*DESCRIPTION OF THE TASK*
Copy every line below where the string "Entra" is found.

*INPUT FOR THIS TASK*
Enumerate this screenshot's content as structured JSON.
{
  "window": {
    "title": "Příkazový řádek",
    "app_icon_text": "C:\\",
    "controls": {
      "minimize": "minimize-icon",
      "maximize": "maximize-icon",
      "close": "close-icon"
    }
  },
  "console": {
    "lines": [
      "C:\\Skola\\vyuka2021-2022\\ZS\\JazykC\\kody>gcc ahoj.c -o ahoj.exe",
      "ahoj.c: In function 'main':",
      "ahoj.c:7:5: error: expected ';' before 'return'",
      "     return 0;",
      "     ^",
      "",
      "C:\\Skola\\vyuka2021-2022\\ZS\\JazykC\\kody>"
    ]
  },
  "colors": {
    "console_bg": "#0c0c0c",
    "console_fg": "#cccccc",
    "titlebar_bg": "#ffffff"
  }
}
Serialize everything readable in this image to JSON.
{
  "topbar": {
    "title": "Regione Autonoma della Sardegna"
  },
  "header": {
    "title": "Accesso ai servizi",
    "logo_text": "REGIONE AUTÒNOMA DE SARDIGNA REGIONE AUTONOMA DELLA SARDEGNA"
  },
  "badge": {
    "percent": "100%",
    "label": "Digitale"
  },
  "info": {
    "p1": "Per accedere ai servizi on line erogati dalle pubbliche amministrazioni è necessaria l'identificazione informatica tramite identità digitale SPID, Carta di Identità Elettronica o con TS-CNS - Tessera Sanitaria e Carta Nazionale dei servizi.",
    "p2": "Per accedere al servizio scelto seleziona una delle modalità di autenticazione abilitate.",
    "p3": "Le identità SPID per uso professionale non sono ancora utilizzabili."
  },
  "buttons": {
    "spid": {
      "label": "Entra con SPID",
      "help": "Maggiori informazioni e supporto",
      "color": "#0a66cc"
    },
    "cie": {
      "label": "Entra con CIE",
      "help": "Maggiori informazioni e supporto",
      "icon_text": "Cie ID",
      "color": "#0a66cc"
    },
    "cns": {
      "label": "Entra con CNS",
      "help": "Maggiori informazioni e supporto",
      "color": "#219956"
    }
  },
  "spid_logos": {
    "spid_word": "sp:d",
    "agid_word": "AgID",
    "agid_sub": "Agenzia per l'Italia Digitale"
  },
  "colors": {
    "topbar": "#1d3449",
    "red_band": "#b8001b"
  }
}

*RESPONSE TO THIS EXERCISE*
      "label": "Entra con SPID",
      "label": "Entra con CIE",
      "label": "Entra con CNS",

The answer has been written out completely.